----- Data in this exercise
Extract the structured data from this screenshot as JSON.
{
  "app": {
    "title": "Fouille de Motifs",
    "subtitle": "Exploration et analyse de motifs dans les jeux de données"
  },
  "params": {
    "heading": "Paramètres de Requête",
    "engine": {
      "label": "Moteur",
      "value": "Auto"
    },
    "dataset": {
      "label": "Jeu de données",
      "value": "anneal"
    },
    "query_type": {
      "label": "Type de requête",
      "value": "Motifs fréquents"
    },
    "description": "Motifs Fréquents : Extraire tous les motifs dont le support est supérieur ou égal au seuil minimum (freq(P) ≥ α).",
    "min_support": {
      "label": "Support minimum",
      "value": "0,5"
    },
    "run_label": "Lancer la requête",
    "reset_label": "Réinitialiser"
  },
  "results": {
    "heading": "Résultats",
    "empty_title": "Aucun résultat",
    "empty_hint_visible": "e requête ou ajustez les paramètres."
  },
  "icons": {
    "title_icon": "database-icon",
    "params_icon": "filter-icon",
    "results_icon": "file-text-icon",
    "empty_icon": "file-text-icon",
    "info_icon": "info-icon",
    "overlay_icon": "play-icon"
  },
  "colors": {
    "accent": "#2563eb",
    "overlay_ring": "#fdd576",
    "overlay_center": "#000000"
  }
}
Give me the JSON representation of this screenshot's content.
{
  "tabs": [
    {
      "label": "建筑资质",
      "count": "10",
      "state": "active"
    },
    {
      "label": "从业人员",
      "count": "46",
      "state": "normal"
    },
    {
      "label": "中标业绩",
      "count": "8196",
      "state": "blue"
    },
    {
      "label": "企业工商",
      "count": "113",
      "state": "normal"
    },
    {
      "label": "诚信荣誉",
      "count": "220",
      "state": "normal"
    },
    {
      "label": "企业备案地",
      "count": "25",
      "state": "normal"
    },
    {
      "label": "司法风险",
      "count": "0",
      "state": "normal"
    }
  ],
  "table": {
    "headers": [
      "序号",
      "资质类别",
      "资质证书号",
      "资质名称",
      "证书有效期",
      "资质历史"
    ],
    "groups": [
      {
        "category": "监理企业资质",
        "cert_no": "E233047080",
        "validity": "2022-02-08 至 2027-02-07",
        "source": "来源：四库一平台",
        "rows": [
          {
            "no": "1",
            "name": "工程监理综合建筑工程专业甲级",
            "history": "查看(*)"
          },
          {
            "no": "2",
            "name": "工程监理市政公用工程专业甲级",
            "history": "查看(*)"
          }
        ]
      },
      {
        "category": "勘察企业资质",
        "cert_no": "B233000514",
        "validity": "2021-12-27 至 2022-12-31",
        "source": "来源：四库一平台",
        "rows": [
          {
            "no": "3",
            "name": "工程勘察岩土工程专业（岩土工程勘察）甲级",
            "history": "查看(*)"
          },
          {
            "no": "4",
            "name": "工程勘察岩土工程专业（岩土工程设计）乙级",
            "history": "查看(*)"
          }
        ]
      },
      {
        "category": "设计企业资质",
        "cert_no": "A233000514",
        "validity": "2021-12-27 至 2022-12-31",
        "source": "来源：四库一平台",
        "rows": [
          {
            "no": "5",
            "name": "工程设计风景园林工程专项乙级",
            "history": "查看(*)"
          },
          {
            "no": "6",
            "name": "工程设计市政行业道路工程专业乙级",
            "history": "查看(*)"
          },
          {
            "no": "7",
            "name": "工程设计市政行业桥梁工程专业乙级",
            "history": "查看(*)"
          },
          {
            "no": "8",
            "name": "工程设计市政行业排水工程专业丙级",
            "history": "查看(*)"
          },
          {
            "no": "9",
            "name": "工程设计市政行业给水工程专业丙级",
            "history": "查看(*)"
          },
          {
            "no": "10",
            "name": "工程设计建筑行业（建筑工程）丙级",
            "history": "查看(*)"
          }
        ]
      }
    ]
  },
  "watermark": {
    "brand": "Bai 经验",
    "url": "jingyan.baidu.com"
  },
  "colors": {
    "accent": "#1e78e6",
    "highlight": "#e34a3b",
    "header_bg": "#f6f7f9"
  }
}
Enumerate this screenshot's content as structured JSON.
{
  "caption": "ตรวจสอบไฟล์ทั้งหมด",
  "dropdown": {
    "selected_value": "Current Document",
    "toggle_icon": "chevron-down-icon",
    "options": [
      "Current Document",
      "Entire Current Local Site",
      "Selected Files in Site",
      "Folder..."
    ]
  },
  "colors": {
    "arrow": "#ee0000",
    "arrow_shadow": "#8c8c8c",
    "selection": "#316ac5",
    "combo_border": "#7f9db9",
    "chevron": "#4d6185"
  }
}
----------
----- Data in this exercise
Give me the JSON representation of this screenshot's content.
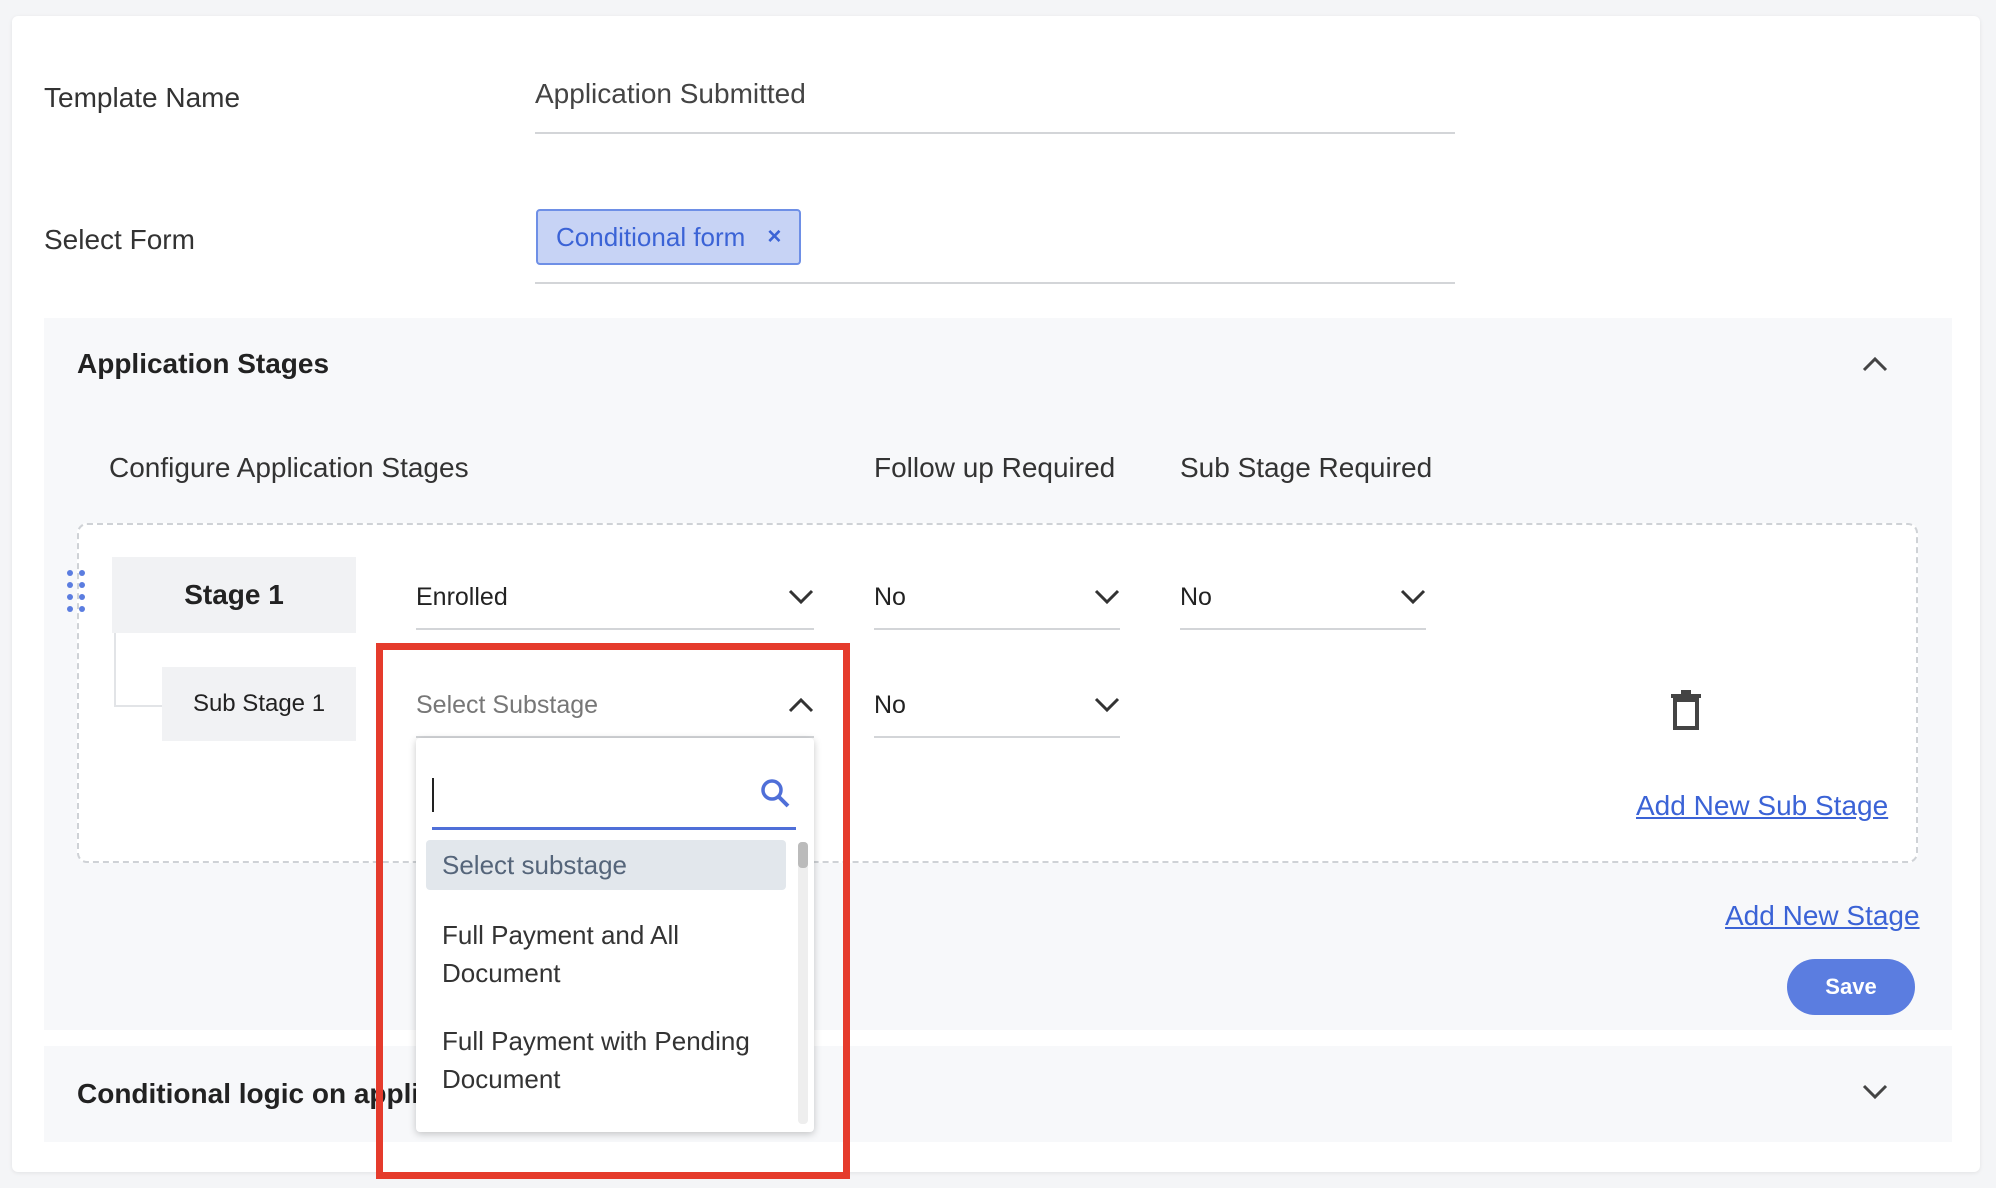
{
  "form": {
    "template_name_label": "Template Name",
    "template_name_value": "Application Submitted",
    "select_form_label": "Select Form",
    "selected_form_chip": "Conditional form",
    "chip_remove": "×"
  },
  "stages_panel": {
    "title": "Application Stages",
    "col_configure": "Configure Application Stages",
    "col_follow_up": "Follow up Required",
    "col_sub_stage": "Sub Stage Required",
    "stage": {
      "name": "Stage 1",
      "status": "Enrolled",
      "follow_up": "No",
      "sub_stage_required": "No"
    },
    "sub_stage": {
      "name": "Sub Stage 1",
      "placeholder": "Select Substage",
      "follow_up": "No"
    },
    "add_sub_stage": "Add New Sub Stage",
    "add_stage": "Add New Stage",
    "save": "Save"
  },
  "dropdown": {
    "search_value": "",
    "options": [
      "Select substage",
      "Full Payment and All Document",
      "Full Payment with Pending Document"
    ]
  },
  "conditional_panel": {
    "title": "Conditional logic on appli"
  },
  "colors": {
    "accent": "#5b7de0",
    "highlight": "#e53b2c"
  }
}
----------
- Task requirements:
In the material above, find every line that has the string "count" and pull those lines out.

- Result of this exercise:
      "count": "10",
      "count": "46",
      "count": "8196",
      "count": "113",
      "count": "220",
      "count": "25",
      "count": "0",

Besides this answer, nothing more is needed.